Hockenheimring – Germany
The approval for a new race track was given the green light on Christmas Day in 1931 with construction beginning on Germany’s newest race track in March. The track’s first fundamental changes were made in 1938, adding in the eastern fast curve known as the Ostkurve. Then in ’66, over the two-year spell, the circuit was revamped with the inclusion of a new ‘motodrome’ section, boasting a new Pit-straight, a fan-friendly stadium and a short course running clockwise.
The first F1 Grand Prix to be staged at Hockenheimring happened in 1970. In preparation, two chicanes were inserted on the two main straights, with a new Pit lane constructed 10 years later. The Ostkurve was given a chicane om ’82 and was further refined, again, 10 years later. ’94 saw the new chicanes tightened to make them tougher and slower.
Up until 1999, these were the only changes that have been made to the Hockenheimring, however, in 1999 plans for a full reconstruction were laid out to keep the F1 Grand Prix at the circuit. A slight straightening to the Pit lane was made this year but in 2002 work began on the major changes including drastically shortening the track, replacing the long-forested section with more tight corners at a cost of 62 million Euros.

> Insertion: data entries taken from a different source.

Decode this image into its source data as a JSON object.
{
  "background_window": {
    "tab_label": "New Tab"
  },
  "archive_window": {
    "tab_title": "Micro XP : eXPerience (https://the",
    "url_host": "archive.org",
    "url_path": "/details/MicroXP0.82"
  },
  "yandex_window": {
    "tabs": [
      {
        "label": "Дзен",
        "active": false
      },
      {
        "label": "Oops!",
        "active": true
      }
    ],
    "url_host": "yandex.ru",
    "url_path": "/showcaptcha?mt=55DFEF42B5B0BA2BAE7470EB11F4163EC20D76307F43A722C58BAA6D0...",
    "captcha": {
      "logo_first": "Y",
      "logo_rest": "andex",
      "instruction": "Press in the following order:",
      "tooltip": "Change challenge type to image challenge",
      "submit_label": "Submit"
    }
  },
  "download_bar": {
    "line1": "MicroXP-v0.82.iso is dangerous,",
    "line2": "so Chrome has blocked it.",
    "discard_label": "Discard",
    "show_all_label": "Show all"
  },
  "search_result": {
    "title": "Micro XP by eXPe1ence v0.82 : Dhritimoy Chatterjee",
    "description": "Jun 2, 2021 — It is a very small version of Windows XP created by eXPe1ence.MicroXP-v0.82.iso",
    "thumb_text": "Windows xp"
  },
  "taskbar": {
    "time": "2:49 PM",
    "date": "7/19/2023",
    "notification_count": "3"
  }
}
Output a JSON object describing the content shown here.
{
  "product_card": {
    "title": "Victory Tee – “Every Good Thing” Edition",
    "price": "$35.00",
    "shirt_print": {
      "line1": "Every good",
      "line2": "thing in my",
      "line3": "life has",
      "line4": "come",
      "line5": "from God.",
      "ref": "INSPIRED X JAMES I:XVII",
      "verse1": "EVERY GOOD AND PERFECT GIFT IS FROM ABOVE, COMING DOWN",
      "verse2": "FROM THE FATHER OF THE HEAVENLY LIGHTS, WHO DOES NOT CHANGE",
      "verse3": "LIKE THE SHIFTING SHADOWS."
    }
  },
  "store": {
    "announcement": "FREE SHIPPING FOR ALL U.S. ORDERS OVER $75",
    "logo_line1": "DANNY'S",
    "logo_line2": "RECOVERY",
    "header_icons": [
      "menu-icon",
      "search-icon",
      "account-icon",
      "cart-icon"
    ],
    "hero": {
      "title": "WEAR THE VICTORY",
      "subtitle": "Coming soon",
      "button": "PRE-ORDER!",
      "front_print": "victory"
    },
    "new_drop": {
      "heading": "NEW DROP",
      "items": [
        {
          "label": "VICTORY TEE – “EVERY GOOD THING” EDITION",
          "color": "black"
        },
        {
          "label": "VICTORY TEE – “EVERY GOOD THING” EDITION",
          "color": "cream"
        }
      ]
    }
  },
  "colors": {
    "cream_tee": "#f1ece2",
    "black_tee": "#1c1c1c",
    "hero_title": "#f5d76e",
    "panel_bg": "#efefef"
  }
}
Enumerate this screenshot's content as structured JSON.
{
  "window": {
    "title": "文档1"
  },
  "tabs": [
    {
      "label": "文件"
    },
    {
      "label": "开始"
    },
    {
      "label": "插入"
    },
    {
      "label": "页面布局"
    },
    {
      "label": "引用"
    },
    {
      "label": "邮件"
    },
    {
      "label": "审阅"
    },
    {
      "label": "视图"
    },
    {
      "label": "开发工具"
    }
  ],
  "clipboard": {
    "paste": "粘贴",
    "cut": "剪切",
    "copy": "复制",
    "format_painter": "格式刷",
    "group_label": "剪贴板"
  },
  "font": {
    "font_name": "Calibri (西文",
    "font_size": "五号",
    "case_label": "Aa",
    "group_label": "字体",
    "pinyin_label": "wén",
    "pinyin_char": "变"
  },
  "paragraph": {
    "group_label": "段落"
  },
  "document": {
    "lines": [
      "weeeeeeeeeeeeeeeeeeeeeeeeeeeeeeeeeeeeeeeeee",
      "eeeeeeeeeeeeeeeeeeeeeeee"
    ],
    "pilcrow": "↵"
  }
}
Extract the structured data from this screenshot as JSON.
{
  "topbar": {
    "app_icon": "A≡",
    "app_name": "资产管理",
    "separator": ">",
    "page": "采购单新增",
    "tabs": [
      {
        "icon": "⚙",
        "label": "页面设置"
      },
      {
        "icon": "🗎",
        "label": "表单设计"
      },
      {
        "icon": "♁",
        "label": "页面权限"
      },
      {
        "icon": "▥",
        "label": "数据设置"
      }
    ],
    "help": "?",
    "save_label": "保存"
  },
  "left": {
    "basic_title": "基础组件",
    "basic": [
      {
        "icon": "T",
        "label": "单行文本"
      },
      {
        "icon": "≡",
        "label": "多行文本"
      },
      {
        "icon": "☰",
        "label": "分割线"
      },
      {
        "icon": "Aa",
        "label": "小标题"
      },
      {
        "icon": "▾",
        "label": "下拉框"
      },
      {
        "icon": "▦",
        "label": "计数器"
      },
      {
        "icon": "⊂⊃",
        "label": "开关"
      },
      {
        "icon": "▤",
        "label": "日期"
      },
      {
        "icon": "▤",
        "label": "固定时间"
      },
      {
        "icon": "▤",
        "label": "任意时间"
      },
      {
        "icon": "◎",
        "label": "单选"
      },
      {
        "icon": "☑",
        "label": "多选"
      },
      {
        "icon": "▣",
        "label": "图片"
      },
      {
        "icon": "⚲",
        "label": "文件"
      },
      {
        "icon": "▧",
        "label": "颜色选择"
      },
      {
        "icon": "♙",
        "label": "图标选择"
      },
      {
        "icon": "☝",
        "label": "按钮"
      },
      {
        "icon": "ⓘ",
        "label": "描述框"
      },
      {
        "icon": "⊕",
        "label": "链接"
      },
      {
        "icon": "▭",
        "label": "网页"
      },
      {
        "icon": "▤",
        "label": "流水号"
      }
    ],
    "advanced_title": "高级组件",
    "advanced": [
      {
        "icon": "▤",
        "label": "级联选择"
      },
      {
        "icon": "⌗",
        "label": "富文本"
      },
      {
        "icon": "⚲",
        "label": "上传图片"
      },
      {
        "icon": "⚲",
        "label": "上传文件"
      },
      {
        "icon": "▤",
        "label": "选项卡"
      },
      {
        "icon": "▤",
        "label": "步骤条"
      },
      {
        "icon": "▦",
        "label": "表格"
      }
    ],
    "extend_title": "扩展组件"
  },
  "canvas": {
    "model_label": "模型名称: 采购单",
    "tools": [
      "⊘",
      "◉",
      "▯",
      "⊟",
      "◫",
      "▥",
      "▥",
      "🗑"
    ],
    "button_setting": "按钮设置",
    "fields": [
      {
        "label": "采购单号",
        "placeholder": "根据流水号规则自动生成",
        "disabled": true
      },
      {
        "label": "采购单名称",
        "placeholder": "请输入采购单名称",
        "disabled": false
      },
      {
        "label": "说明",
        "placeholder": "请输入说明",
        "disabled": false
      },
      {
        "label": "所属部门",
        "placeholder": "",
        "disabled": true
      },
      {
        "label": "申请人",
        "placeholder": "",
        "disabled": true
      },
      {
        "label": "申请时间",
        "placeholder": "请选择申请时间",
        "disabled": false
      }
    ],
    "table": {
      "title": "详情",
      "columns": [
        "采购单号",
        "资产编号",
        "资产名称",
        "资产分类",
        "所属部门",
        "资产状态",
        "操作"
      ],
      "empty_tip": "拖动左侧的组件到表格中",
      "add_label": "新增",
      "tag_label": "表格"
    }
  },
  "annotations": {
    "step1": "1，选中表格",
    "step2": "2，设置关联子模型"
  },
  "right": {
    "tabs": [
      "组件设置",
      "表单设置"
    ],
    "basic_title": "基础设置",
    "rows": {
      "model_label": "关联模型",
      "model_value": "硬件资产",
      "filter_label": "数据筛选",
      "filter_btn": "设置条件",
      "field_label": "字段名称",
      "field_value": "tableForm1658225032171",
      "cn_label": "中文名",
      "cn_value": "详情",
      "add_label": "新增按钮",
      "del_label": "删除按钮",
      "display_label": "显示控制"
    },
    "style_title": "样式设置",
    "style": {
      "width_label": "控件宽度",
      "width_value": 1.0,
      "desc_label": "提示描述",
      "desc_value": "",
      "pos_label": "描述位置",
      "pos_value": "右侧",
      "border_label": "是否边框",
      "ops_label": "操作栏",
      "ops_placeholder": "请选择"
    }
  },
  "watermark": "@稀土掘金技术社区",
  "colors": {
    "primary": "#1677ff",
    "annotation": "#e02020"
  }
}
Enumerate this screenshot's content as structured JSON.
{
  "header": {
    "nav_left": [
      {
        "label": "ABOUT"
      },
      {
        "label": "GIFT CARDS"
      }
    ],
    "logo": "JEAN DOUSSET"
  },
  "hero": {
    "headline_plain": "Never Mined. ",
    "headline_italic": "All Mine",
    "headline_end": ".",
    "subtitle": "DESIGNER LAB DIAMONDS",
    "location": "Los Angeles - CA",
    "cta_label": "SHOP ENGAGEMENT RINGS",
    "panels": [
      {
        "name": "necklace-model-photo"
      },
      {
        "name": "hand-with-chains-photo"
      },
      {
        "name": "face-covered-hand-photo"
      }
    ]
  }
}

F1 is an ever-changing sport. As the mechanics and technicians find ways to make their cars faster and the governing bodies strive to bring more excitement into their races, we’re sure it won’t be long before more changes are made to these circuits.